§ **Your objective**:
Each entry below should be returned exactly as is, with the pictures removed.

(Website and app data records)

..............................

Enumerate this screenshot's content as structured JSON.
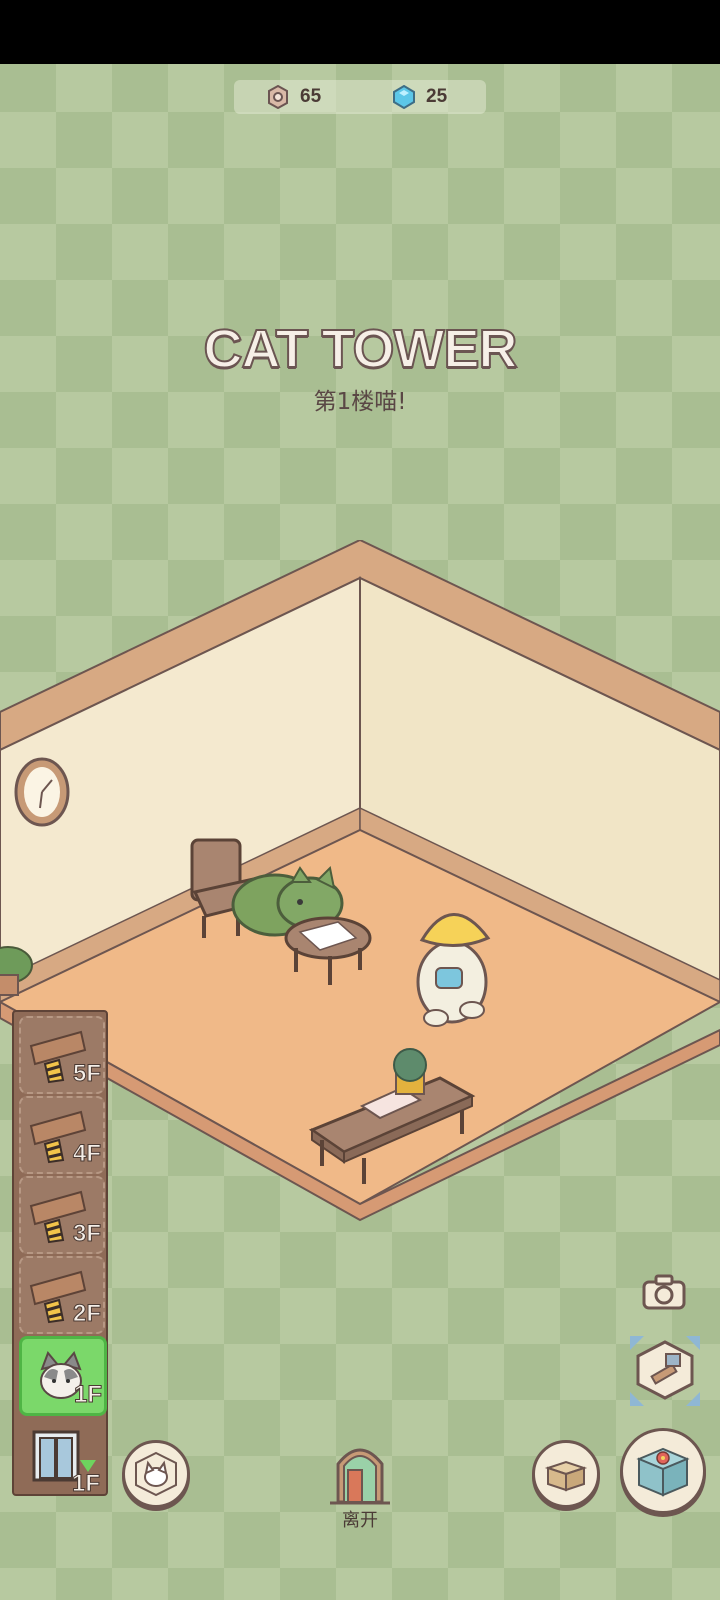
{
  "currency": {
    "coins": "65",
    "gems": "25"
  },
  "title": "CAT TOWER",
  "subtitle": "第1楼喵!",
  "floors": [
    {
      "label": "5F",
      "locked": true
    },
    {
      "label": "4F",
      "locked": true
    },
    {
      "label": "3F",
      "locked": true
    },
    {
      "label": "2F",
      "locked": true
    },
    {
      "label": "1F",
      "locked": false,
      "active": true
    }
  ],
  "elevator_floor": "1F",
  "leave_label": "离开",
  "icons": {
    "coin": "gear-coin-icon",
    "gem": "blue-gem-icon",
    "camera": "camera-icon",
    "build": "hammer-expand-icon",
    "cats": "cat-box-icon",
    "inventory": "box-icon",
    "furniture": "furniture-icon",
    "door": "door-icon",
    "elevator": "elevator-icon"
  },
  "colors": {
    "wall": "#f2e6c8",
    "floor": "#f0b988",
    "trim": "#d7a983",
    "active_floor": "#7bd86a"
  }
}
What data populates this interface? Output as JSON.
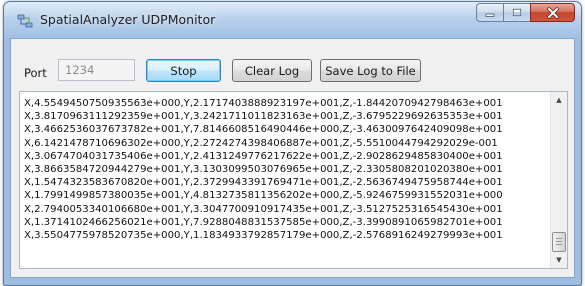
{
  "window": {
    "title": "SpatialAnalyzer UDPMonitor"
  },
  "toolbar": {
    "port_label": "Port",
    "port_value": "1234",
    "stop_label": "Stop",
    "clear_label": "Clear Log",
    "save_label": "Save Log to File"
  },
  "log": {
    "lines": [
      "X,4.5549450750935563e+000,Y,2.1717403888923197e+001,Z,-1.8442070942798463e+001",
      "X,3.8170963111292359e+001,Y,3.2421711011823163e+001,Z,-3.6795229692635353e+001",
      "X,3.4662536037673782e+001,Y,7.8146608516490446e+000,Z,-3.4630097642409098e+001",
      "X,6.1421478710696302e+000,Y,2.2724274398406887e+001,Z,-5.5510044794292029e-001",
      "X,3.0674704031735406e+001,Y,2.4131249776217622e+001,Z,-2.9028629485830400e+001",
      "X,3.8663584720944279e+001,Y,3.1303099503076965e+001,Z,-2.3305808201020380e+001",
      "X,1.5474323583670820e+001,Y,2.3729943391769471e+001,Z,-2.5636749475958744e+001",
      "X,1.7991499857380035e+001,Y,4.8132735811356202e+000,Z,-5.9246759931552031e+000",
      "X,2.7940053340106680e+001,Y,3.3047700910917435e+001,Z,-3.5127525316545430e+001",
      "X,1.3714102466256021e+001,Y,7.9288048831537585e+000,Z,-3.3990891065982701e+001",
      "X,3.5504775978520735e+000,Y,1.1834933792857179e+000,Z,-2.5768916249279993e+001"
    ]
  },
  "icons": {
    "app": "network-adapter-icon",
    "minimize": "minimize-icon",
    "maximize": "maximize-icon",
    "close": "close-icon",
    "scroll_up": "scroll-up-arrow-icon",
    "scroll_down": "scroll-down-arrow-icon"
  },
  "colors": {
    "title_bar": "#a7c4e6",
    "close_button": "#c2462d",
    "active_button": "#bee6fd"
  }
}
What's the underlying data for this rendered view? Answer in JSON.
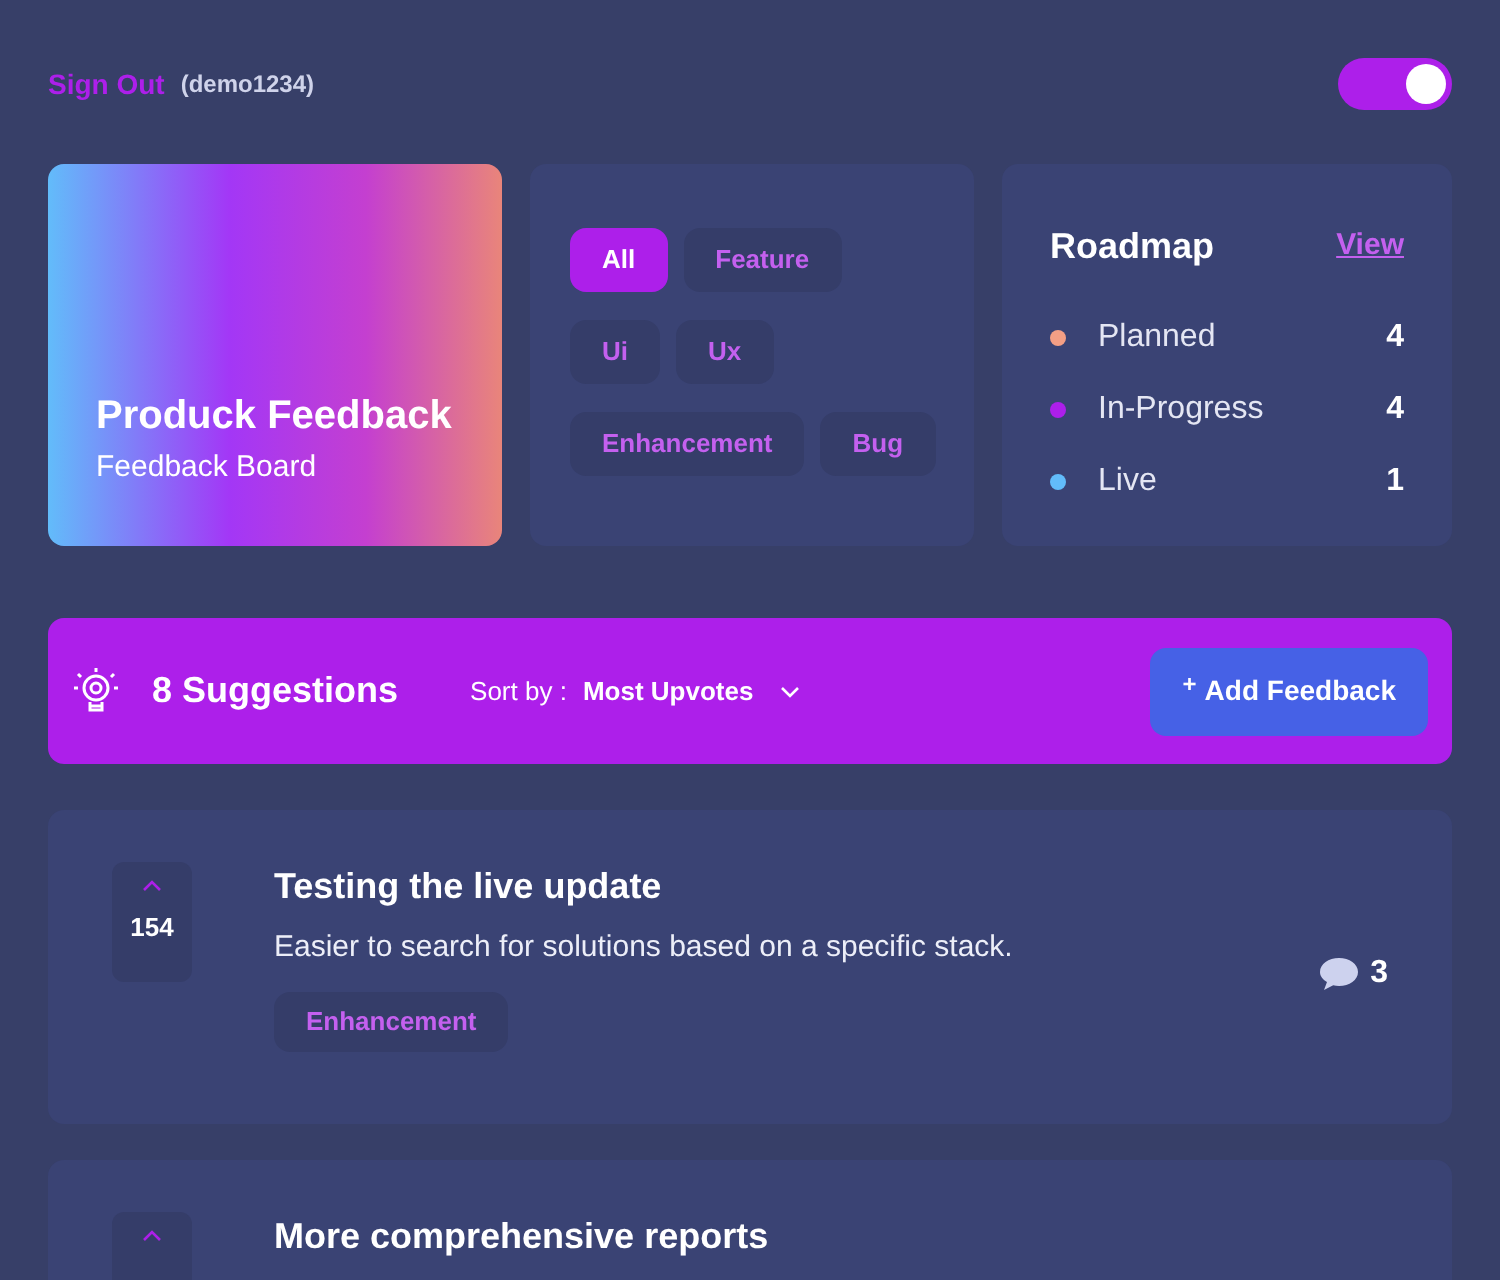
{
  "header": {
    "sign_out": "Sign Out",
    "username": "(demo1234)",
    "theme_toggle": {
      "on": true
    }
  },
  "board": {
    "title": "Produck Feedback",
    "subtitle": "Feedback Board"
  },
  "filters": [
    {
      "label": "All",
      "selected": true
    },
    {
      "label": "Feature",
      "selected": false
    },
    {
      "label": "Ui",
      "selected": false
    },
    {
      "label": "Ux",
      "selected": false
    },
    {
      "label": "Enhancement",
      "selected": false
    },
    {
      "label": "Bug",
      "selected": false
    }
  ],
  "roadmap": {
    "title": "Roadmap",
    "link": "View",
    "items": [
      {
        "label": "Planned",
        "count": "4",
        "color": "#f49f85"
      },
      {
        "label": "In-Progress",
        "count": "4",
        "color": "#ad1fea"
      },
      {
        "label": "Live",
        "count": "1",
        "color": "#62bcfa"
      }
    ]
  },
  "toolbar": {
    "count": "8 Suggestions",
    "sort_label": "Sort by :",
    "sort_value": "Most Upvotes",
    "add_button": "Add Feedback",
    "add_icon": "+"
  },
  "suggestions": [
    {
      "title": "Testing the live update",
      "description": "Easier to search for solutions based on a specific stack.",
      "tag": "Enhancement",
      "upvotes": "154",
      "comments": "3"
    },
    {
      "title": "More comprehensive reports"
    }
  ]
}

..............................

§ **The answer**:
Enumerate this screenshot's content as structured JSON.
{
  "currency": {
    "coins": "65",
    "gems": "25"
  },
  "title": "CAT TOWER",
  "subtitle": "第1楼喵!",
  "floors": [
    {
      "label": "5F",
      "locked": true
    },
    {
      "label": "4F",
      "locked": true
    },
    {
      "label": "3F",
      "locked": true
    },
    {
      "label": "2F",
      "locked": true
    },
    {
      "label": "1F",
      "locked": false,
      "active": true
    }
  ],
  "elevator_floor": "1F",
  "leave_label": "离开",
  "icons": {
    "coin": "gear-coin-icon",
    "gem": "blue-gem-icon",
    "camera": "camera-icon",
    "build": "hammer-expand-icon",
    "cats": "cat-box-icon",
    "inventory": "box-icon",
    "furniture": "furniture-icon",
    "door": "door-icon",
    "elevator": "elevator-icon"
  },
  "colors": {
    "wall": "#f2e6c8",
    "floor": "#f0b988",
    "trim": "#d7a983",
    "active_floor": "#7bd86a"
  }
}
What data populates this interface? Output as JSON.
{
  "window": {
    "title": "SpatialAnalyzer UDPMonitor"
  },
  "toolbar": {
    "port_label": "Port",
    "port_value": "1234",
    "stop_label": "Stop",
    "clear_label": "Clear Log",
    "save_label": "Save Log to File"
  },
  "log": {
    "lines": [
      "X,4.5549450750935563e+000,Y,2.1717403888923197e+001,Z,-1.8442070942798463e+001",
      "X,3.8170963111292359e+001,Y,3.2421711011823163e+001,Z,-3.6795229692635353e+001",
      "X,3.4662536037673782e+001,Y,7.8146608516490446e+000,Z,-3.4630097642409098e+001",
      "X,6.1421478710696302e+000,Y,2.2724274398406887e+001,Z,-5.5510044794292029e-001",
      "X,3.0674704031735406e+001,Y,2.4131249776217622e+001,Z,-2.9028629485830400e+001",
      "X,3.8663584720944279e+001,Y,3.1303099503076965e+001,Z,-2.3305808201020380e+001",
      "X,1.5474323583670820e+001,Y,2.3729943391769471e+001,Z,-2.5636749475958744e+001",
      "X,1.7991499857380035e+001,Y,4.8132735811356202e+000,Z,-5.9246759931552031e+000",
      "X,2.7940053340106680e+001,Y,3.3047700910917435e+001,Z,-3.5127525316545430e+001",
      "X,1.3714102466256021e+001,Y,7.9288048831537585e+000,Z,-3.3990891065982701e+001",
      "X,3.5504775978520735e+000,Y,1.1834933792857179e+000,Z,-2.5768916249279993e+001"
    ]
  },
  "icons": {
    "app": "network-adapter-icon",
    "minimize": "minimize-icon",
    "maximize": "maximize-icon",
    "close": "close-icon",
    "scroll_up": "scroll-up-arrow-icon",
    "scroll_down": "scroll-down-arrow-icon"
  },
  "colors": {
    "title_bar": "#a7c4e6",
    "close_button": "#c2462d",
    "active_button": "#bee6fd"
  }
}
What's the underlying data for this rendered view? Answer in JSON.
{
  "header": {
    "sign_out": "Sign Out",
    "username": "(demo1234)",
    "theme_toggle": {
      "on": true
    }
  },
  "board": {
    "title": "Produck Feedback",
    "subtitle": "Feedback Board"
  },
  "filters": [
    {
      "label": "All",
      "selected": true
    },
    {
      "label": "Feature",
      "selected": false
    },
    {
      "label": "Ui",
      "selected": false
    },
    {
      "label": "Ux",
      "selected": false
    },
    {
      "label": "Enhancement",
      "selected": false
    },
    {
      "label": "Bug",
      "selected": false
    }
  ],
  "roadmap": {
    "title": "Roadmap",
    "link": "View",
    "items": [
      {
        "label": "Planned",
        "count": "4",
        "color": "#f49f85"
      },
      {
        "label": "In-Progress",
        "count": "4",
        "color": "#ad1fea"
      },
      {
        "label": "Live",
        "count": "1",
        "color": "#62bcfa"
      }
    ]
  },
  "toolbar": {
    "count": "8 Suggestions",
    "sort_label": "Sort by :",
    "sort_value": "Most Upvotes",
    "add_button": "Add Feedback",
    "add_icon": "+"
  },
  "suggestions": [
    {
      "title": "Testing the live update",
      "description": "Easier to search for solutions based on a specific stack.",
      "tag": "Enhancement",
      "upvotes": "154",
      "comments": "3"
    },
    {
      "title": "More comprehensive reports"
    }
  ]
}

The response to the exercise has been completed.